Around The NFL's season preview jumps to the AFC North.
Change we can believe in
Hue Jackson is one of the NFL's most underrated play-callers, able to squeeze the most out of his skill players by centering the scheme around their talents. His promotion to offensive coordinator is an upgrade over Jay Gruden and a positive development for Andy Dalton. Look for the NFL's signal-calling Mendoza Line to throw roughly 150 fewer passes inside a run-heavy offense. The backfield combination of Giovani Bernard and rookie Jeremy Hill will set the tone for an offense set to mimic the Seahawks.
When asked to wing it, Dalton will make hay with "Making the Leap" candidate Marvin Jones. Now the team's clear No. 2 behind A.J. Green, Jones saw an outstanding offseason cut short by a foot injury, but he's expected to return for Cincy's Week 5 showdown with the New England Patriots. There isn't a burning weakness on this offense.
For better or worse, the Bengals have remained one of the AFC's most consistent franchises. This was an offseason filled with more tweaks than changes: The elevation of Jackson will be seen league-wide as one of the offseason's wisest promotions.
While the coordinator switch on offense makes sense, losing Mike Zimmer to the Minnesota Vikings is concerning for Cincy's defense.
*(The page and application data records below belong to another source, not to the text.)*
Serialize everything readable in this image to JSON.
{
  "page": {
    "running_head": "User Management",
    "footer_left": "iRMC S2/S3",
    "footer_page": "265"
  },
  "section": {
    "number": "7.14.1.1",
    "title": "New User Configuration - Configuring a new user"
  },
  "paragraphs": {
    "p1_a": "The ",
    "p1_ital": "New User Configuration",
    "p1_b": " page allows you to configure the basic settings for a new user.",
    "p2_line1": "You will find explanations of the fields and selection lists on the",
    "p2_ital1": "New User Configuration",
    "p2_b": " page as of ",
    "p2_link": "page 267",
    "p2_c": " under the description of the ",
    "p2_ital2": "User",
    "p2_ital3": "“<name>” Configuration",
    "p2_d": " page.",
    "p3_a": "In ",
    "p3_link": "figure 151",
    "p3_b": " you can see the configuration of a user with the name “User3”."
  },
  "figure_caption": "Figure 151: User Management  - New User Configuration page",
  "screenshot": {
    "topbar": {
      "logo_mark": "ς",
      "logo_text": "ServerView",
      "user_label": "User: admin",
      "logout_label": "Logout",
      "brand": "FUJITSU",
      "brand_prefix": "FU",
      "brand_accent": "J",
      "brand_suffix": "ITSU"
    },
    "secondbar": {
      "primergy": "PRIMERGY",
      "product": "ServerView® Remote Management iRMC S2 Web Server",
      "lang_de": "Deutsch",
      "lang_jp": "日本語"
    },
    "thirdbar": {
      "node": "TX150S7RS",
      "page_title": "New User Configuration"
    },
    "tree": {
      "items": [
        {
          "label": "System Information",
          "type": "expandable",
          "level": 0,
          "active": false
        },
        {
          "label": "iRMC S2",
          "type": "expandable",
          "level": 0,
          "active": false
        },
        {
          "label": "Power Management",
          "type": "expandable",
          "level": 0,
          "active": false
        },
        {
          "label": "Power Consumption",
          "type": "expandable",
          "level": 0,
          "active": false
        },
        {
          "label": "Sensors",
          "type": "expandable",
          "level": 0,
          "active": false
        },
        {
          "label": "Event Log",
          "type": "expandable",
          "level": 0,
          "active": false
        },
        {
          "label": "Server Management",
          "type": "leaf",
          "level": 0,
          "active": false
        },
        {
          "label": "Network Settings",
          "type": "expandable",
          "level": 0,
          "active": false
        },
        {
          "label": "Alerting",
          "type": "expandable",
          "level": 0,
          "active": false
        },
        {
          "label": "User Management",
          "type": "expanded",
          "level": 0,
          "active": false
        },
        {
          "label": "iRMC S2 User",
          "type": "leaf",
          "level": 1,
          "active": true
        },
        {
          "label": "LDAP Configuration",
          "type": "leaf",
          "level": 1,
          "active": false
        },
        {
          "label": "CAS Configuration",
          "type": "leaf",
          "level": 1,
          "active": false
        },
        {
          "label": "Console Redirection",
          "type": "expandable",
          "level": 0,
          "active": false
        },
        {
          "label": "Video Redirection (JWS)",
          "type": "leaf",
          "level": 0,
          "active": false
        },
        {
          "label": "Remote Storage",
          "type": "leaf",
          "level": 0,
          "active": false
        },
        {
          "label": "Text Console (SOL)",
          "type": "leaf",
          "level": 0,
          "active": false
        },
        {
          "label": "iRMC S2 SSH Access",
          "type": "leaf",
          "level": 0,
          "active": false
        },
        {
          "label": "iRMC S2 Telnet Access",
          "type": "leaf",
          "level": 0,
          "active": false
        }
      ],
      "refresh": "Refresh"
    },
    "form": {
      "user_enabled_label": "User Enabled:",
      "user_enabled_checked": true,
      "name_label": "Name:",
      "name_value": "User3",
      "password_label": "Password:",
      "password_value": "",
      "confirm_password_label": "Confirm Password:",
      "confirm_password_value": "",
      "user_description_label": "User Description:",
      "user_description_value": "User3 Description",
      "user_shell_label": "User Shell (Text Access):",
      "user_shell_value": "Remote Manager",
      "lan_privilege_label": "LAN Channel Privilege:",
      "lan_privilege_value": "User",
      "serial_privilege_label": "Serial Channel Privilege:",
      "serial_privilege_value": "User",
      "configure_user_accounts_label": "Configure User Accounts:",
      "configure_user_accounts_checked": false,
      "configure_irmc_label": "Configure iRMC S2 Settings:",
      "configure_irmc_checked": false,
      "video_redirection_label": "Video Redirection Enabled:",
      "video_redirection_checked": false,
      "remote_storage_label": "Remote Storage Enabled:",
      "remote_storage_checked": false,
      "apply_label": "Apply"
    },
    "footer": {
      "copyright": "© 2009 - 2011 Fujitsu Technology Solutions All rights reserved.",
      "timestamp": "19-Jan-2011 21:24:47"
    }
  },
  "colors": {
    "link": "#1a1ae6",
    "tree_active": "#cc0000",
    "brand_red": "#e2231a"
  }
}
New play-caller Paul Guenther is a coaching holdover who knows the roster well, but Zimmer's units have been among the best-coached on a week-to-week basis. The healthy return of Pro Bowl interior lineman Geno Atkins helps, but losing pass rusher Michael Johnson to the Tampa Bay Buccaneers strips the Bengals of a proven producer. There's pressure on second-year end Margus Hunt to contribute right away.
We can't get out of here without expressing a healthy concern over Dalton. No matter how Jackson alters the offense, it still comes down to Dalton hitting key completions on passing downs. We've seen too much inconsistency from The Red Rifle in critical moments, with Dalton's 56.8 career completion percentage against the AFC North sitting lower than Brandon Weeden's mark of 56.9 percent.
Training camp surprise
Coach Marvin Lewis has coached defense at the NFL level for more than 20 years. He caught our attention this month by calling first-rounder Darqueze Dennard "the best rookie corner I've seen." Teammate Terence Newman also told reporters that "the sky's the limit" for the Michigan State product. In a secondary manned by a post-surgery Leon Hall and the aging Newman and Adam Jones, Dennard might be the best thing going by December.
What we'll be saying in February
Predicted finish: Third place in the AFC North, 14th in Around The NFL's Power Index.